He was awarded the competitive 2015 University of Pennsylvania Research Foundation Grant, which prompted his current research on "Baroque Topologies." The research has received additional support funding from the Mellon Grant for Digital Humanities, Mellon Grant for Humanities, Urbanism and Design as well as leading industrial partners including FARO Technology and Autodesk.
Saunders has completed the first phase of the research, which is being published in the book Baroque Topologies by the Italian publisher Palombi Editori. In addition to the state-of-the-art images generated from the research, the book establishes how the development of architectural representation techniques have been deeply influenced by an integral relationship of surveying instruments and methods. Furthermore, it demonstrates how the interior space of architecture rather than the exterior has long been the fundamental experimental ground for both design and representational breakthroughs in the discourse.

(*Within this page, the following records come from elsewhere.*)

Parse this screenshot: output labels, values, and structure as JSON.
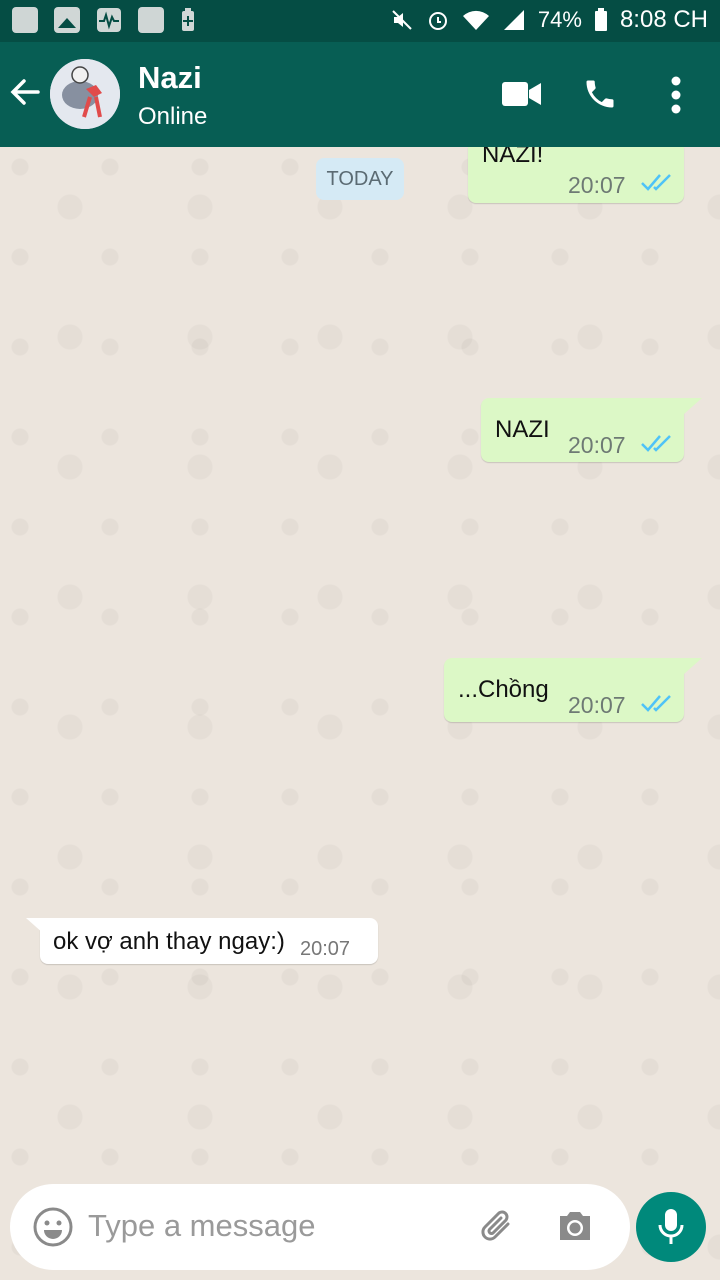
{
  "status_bar": {
    "battery": "74%",
    "time": "8:08 CH"
  },
  "header": {
    "contact_name": "Nazi",
    "status": "Online"
  },
  "chat": {
    "date_label": "TODAY",
    "messages": [
      {
        "direction": "out",
        "text": "NAZI!",
        "time": "20:07",
        "status": "read"
      },
      {
        "direction": "out",
        "text": "NAZI",
        "time": "20:07",
        "status": "read"
      },
      {
        "direction": "out",
        "text": "...Chồng",
        "time": "20:07",
        "status": "read"
      },
      {
        "direction": "in",
        "text": "ok vợ anh thay ngay:)",
        "time": "20:07"
      }
    ]
  },
  "composer": {
    "placeholder": "Type a message"
  },
  "colors": {
    "header": "#075e54",
    "status_bar": "#054d44",
    "outgoing_bubble": "#dcf8c6",
    "incoming_bubble": "#ffffff",
    "ticks": "#4fc3f7",
    "mic_button": "#00897b"
  },
  "icons": [
    "back-arrow-icon",
    "video-call-icon",
    "phone-icon",
    "more-vert-icon",
    "emoji-icon",
    "attach-icon",
    "camera-icon",
    "mic-icon",
    "double-check-icon"
  ]
}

His "Baroque Topologies" research has received critical acclaim nationally and internationally by a broad and multidisciplinary audience. Saunders has presented this research at the Penn Department of History and Classical Studies, PennDesign Lecture Series, the Irwin S. Chanin School of Architecture at The Cooper Union and the 5th INTBAU International Event in Milan. In addition, "Baroque Topologies" has been featured and exhibited at Addams Gallery at the University of Pennsylvania, the 2017 Milan Expo exhibit "Close Reading" and is currently a traveling exhibition (2017-2018) "Church of Big Data" sponsored by Autodesk that started in London, and will end at the Gallery at One Market in San Francisco, where it will be on view for five years.
Publication of this research includes AD Magazine, a chapter in Putting Tradition into Practice: Heritage, Place and Design, the two largest circulating Italian newspapers La Stampa and Repubblica, upcoming chapters in Transformations in Classical Architecture: New Directions in Research and Practice, Digital Architecture beyond Computers: Fragments of a Cultural History of Computational Design, and it was recently the feature cover article of The Pennsylvania Gazette. Saunders was also selected as one of two finalists for the 2017 Rome Prize for Architecture.

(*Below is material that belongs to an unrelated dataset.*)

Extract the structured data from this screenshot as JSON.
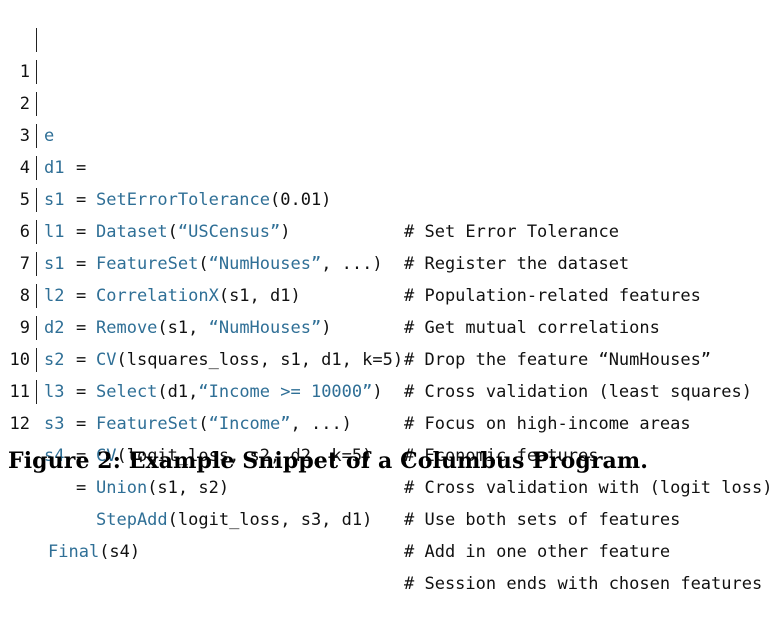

Support for the “Baroque Topologies” exhibition was provided by the Department of Architecture at PennDesign; the University of Pennsylvania University Research Foundation; Price Lab for Digital Humanities, University of Pennsylvania; Mellon Humanities, Urbanism and Design Initiative; Fay Jones School of Architecture and Design, University of Arkansas; University of Arkansas Rome Center; Autodesk; and FARO Technologies.
Admission to the exhibition is free. The exhibition gallery is located on the first floor of Vol Walker Hall, and it is open to the public from 8 a.m. to 5 p.m. Mondays through Fridays.